I believe this to be the result of the decoupling capacitor at least, but I'm not certain how the pull-up resistors on CLK and IO might also be contributing (if at all). The capacitor is a low ESR ceramic cap.

I also tried an isolated circuit with a 1uF, 10uF, and 100uF decoupling caps and was able to simulate extended rise times on VCC moreso with the 100uF cap. That leads me to wonder if there's more at play with the smart card reader circuit, like the pull-ups.

My question: Is the increased rise time the result of the decoupling capacitor and/or the pull-ups. If so, how can I best calculate this time, rather than observing it.

Parallax Smart Card Reader

  • \$\begingroup\$ What is your source of VCC? \$\endgroup\$
    – Dan Laks
    Oct 8, 2014 at 16:24
  • \$\begingroup\$ @DanLaks Originally it was an output pin on a microcontroller.

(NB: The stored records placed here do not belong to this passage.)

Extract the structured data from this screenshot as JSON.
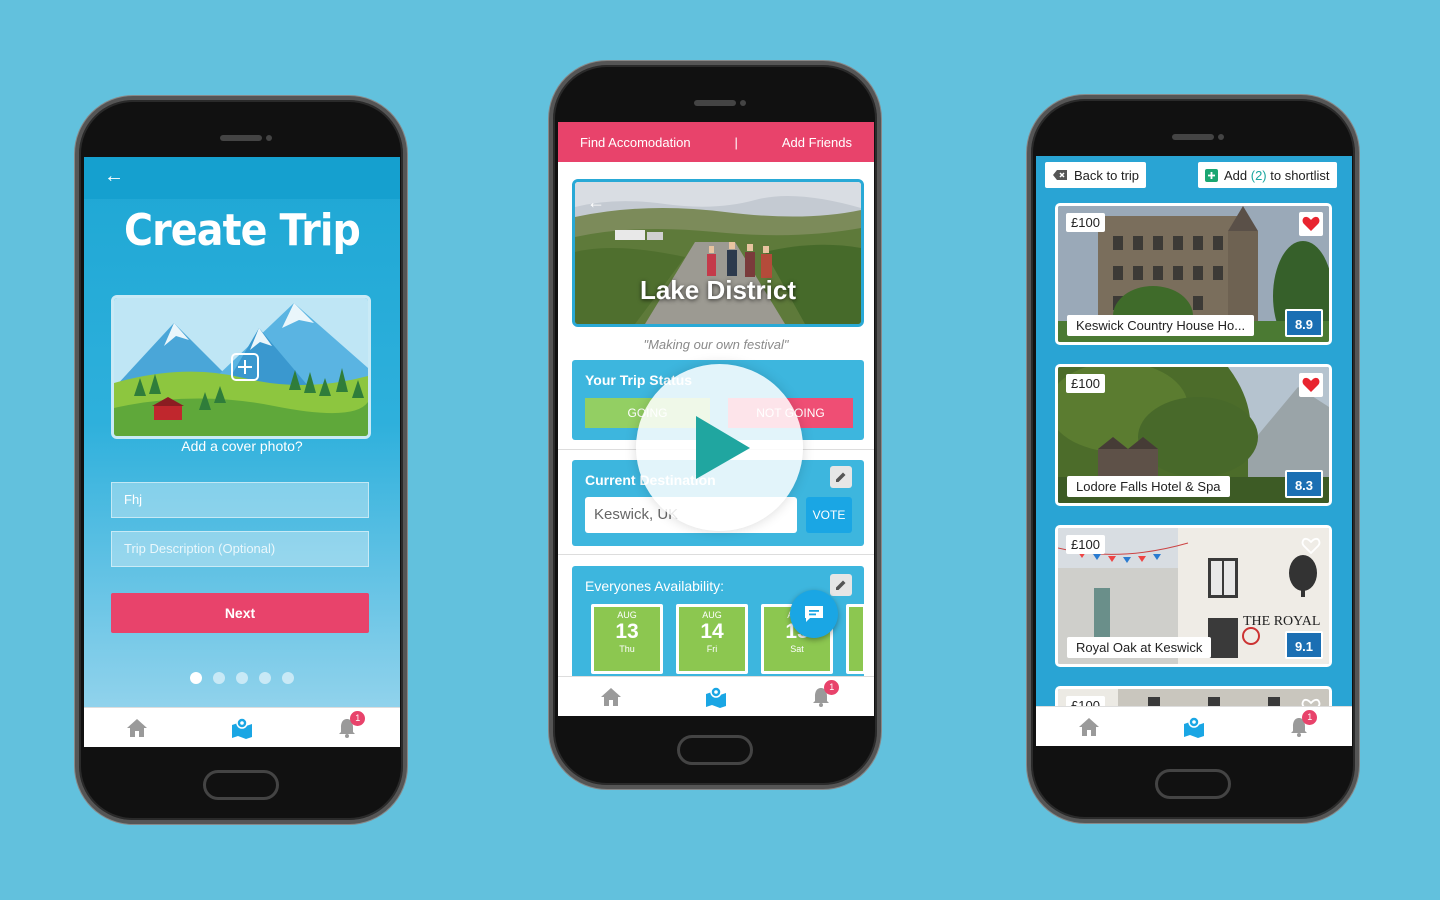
{
  "phone1": {
    "title": "Create Trip",
    "cover_caption": "Add a cover photo?",
    "trip_name_value": "Fhj",
    "description_placeholder": "Trip Description (Optional)",
    "next_label": "Next",
    "steps": [
      true,
      false,
      false,
      false,
      false
    ],
    "notification_count": "1"
  },
  "phone2": {
    "top_bar": {
      "find_accommodation": "Find Accomodation",
      "separator": "|",
      "add_friends": "Add Friends"
    },
    "hero_title": "Lake District",
    "tagline": "\"Making our own festival\"",
    "status": {
      "title": "Your Trip Status",
      "going": "GOING",
      "not_going": "NOT GOING"
    },
    "destination": {
      "title": "Current Destination",
      "value": "Keswick, UK",
      "vote_label": "VOTE"
    },
    "availability": {
      "title": "Everyones Availability:",
      "days": [
        {
          "month": "AUG",
          "day": "13",
          "dow": "Thu"
        },
        {
          "month": "AUG",
          "day": "14",
          "dow": "Fri"
        },
        {
          "month": "AUG",
          "day": "15",
          "dow": "Sat"
        }
      ]
    },
    "notification_count": "1"
  },
  "phone3": {
    "back_label": "Back to trip",
    "shortlist": {
      "prefix": "Add ",
      "count": "(2)",
      "suffix": " to shortlist"
    },
    "hotels": [
      {
        "price": "£100",
        "name": "Keswick Country House Ho...",
        "score": "8.9",
        "favourite": true
      },
      {
        "price": "£100",
        "name": "Lodore Falls Hotel & Spa",
        "score": "8.3",
        "favourite": true
      },
      {
        "price": "£100",
        "name": "Royal Oak at Keswick",
        "score": "9.1",
        "favourite": false,
        "sign": "THE ROYAL"
      },
      {
        "price": "£100",
        "name": "",
        "score": "",
        "favourite": false
      }
    ],
    "notification_count": "1"
  },
  "colors": {
    "background": "#62c1dd",
    "primary_blue": "#1aa6e4",
    "accent_pink": "#e8436b",
    "going_green": "#93cf63",
    "score_blue": "#1b6fb3"
  }
}
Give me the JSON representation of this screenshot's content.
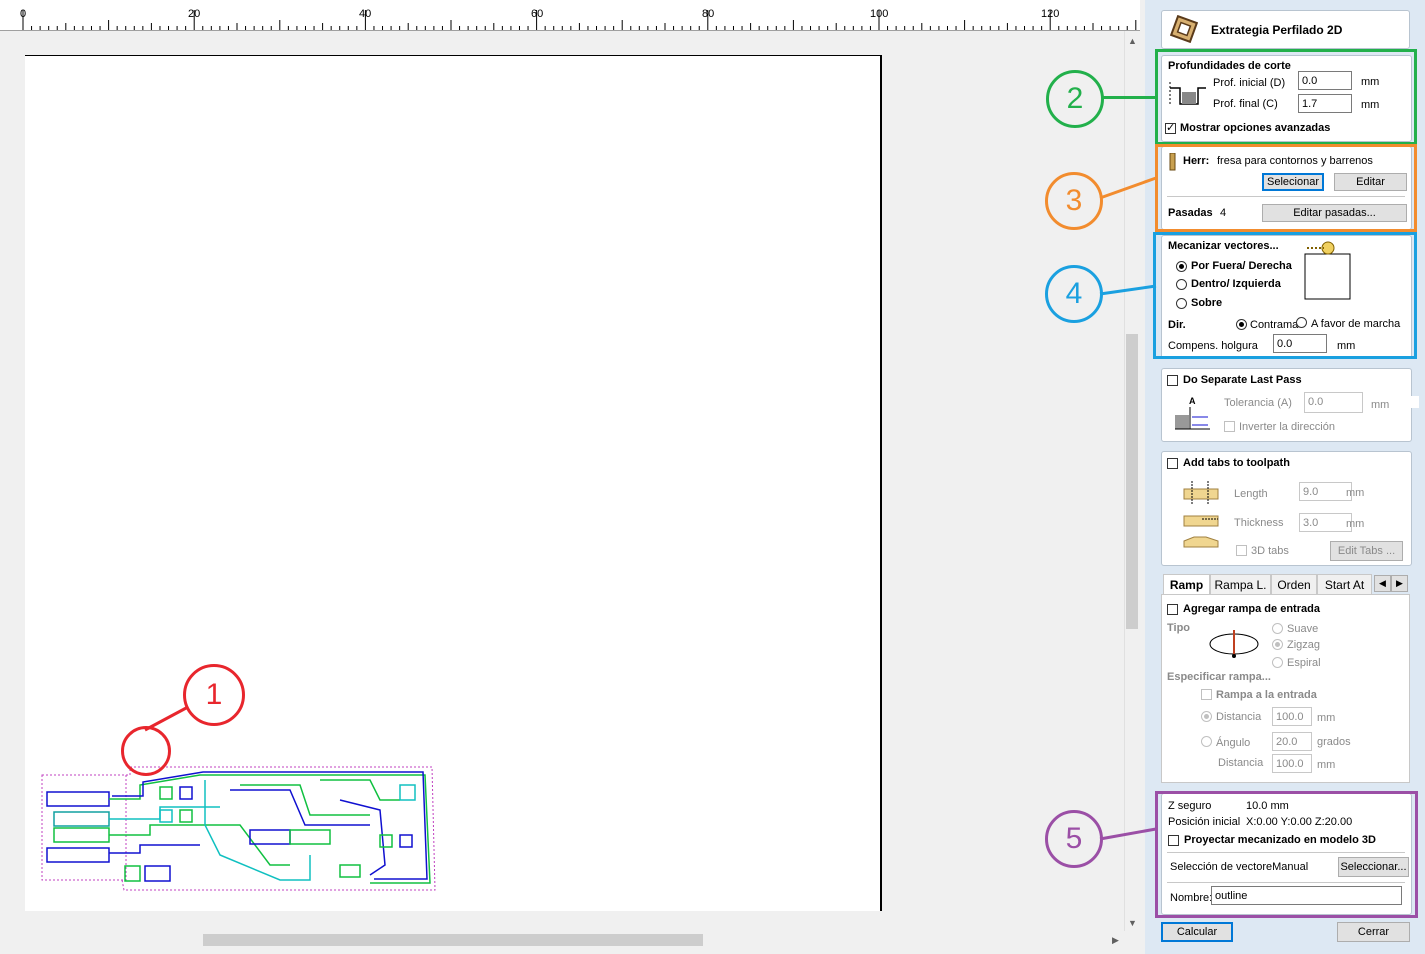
{
  "ruler": {
    "labels": [
      "0",
      "20",
      "40",
      "60",
      "80",
      "100",
      "120"
    ]
  },
  "panel": {
    "title": "Extrategia Perfilado 2D",
    "depths": {
      "heading": "Profundidades de corte",
      "start_label": "Prof. inicial (D)",
      "start_value": "0.0",
      "end_label": "Prof. final (C)",
      "end_value": "1.7",
      "unit": "mm",
      "advanced_label": "Mostrar opciones avanzadas"
    },
    "tool": {
      "label": "Herr:",
      "name": "fresa para contornos y barrenos",
      "select_btn": "Selecionar",
      "edit_btn": "Editar",
      "passes_label": "Pasadas",
      "passes_value": "4",
      "edit_passes_btn": "Editar pasadas..."
    },
    "machining": {
      "heading": "Mecanizar vectores...",
      "opt_outside": "Por Fuera/ Derecha",
      "opt_inside": "Dentro/ Izquierda",
      "opt_on": "Sobre",
      "dir_label": "Dir.",
      "dir_conv": "Contrama",
      "dir_climb": "A favor de marcha",
      "allowance_label": "Compens. holgura",
      "allowance_value": "0.0",
      "unit": "mm"
    },
    "last_pass": {
      "label": "Do Separate Last Pass",
      "tol_label": "Tolerancia (A)",
      "tol_value": "0.0",
      "unit": "mm",
      "reverse_label": "Inverter la dirección",
      "icon_letter": "A"
    },
    "tabs_section": {
      "label": "Add tabs to toolpath",
      "length_label": "Length",
      "length_value": "9.0",
      "thickness_label": "Thickness",
      "thickness_value": "3.0",
      "unit": "mm",
      "tabs3d_label": "3D tabs",
      "edit_btn": "Edit Tabs ..."
    },
    "subtabs": [
      "Ramp",
      "Rampa L.",
      "Orden",
      "Start At"
    ],
    "ramp": {
      "add_label": "Agregar rampa de entrada",
      "type_label": "Tipo",
      "smooth": "Suave",
      "zigzag": "Zigzag",
      "spiral": "Espiral",
      "specify_label": "Especificar rampa...",
      "ramp_in_label": "Rampa a la entrada",
      "dist_label": "Distancia",
      "dist_value": "100.0",
      "angle_label": "Ángulo",
      "angle_value": "20.0",
      "deg_unit": "grados",
      "dist2_label": "Distancia",
      "dist2_value": "100.0",
      "unit": "mm"
    },
    "bottom": {
      "zsafe_label": "Z seguro",
      "zsafe_value": "10.0 mm",
      "home_label": "Posición inicial",
      "home_value": "X:0.00 Y:0.00 Z:20.00",
      "project_label": "Proyectar mecanizado en modelo 3D",
      "vecsel_label": "Selección de vectoreManual",
      "vecsel_btn": "Seleccionar...",
      "name_label": "Nombre:",
      "name_value": "outline"
    },
    "calc_btn": "Calcular",
    "close_btn": "Cerrar"
  },
  "annotations": [
    "1",
    "2",
    "3",
    "4",
    "5"
  ],
  "colors": {
    "red": "#e8262d",
    "green": "#22b04b",
    "orange": "#f28c2e",
    "blue": "#1aa0e0",
    "purple": "#9b4fa6"
  }
}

Once the problem was identified, all testing took place with a regulated 3.3v power supply. \$\endgroup\$
    – paul_25
    Oct 8, 2014 at 16:50

1 Answer 1


Rise time is determined by how much current flows into the capacitor. T = CV/I, so time increases when current is reduced. Anything that limits the charging current or bypasses it away from the capacitor will increase the rise time. To calculate the rise time you need to know the internal resistance and current limit of your power supply, and how much current any other circuitry might steal.

In your circuit the pullup resistors should normally be open circuit, but they could be switched to either Gnd or Vcc. If for some reason they were connected to Gnd then they could steal current and increase rise time. However the current they would draw is rather small (0.6mA at 3V), so even if CLK and IO were both pulled low it shouldn't have a significant effect.

A rise time of 450us without card inserted suggests that your power supply is current limited to about 67mA. According to ISO7816 the maximum current a card can draw under normal operating conditions is 200mA. Your power supply should be able to supply at least that much, and the rise time should 150uS or less.

When a card it inserted it will also take some current from Vcc, which will further increase rise time if power supply current is limited. Since the card contains an MCU with complex circuitry, its current draw could vary non-linearly or even "randomly", so you should not rely on it being consistent. Using an output pin on your microcontroller to supply power directly is risky, even if it seems to work.

  • \$\begingroup\$ Very helpful information. Based on your response it seems that the capacitor is playing a role in impacting the rise time of Vcc. I noticed this issue as a result of not giving Vcc and the capacitor enough time prior to activating CLK. This had an adverse effect on card initialization. The cards that I am working with max out at a 25mA current draw, so that should be alright for testing purposes. I have also seen different cards exhibit different behaviors with rise time as you mentioned, resulting in a need to set a fairly wide delay for this reader at least (due to the capacitor). \$\endgroup\$
    – paul_25
    Oct 8, 2014 at 23:22

Your Answer

By clicking “Post Your Answer”, you agree to our terms of service and acknowledge you have read our privacy policy.

Not the answer you're looking for? Browse other questions tagged or ask your own question.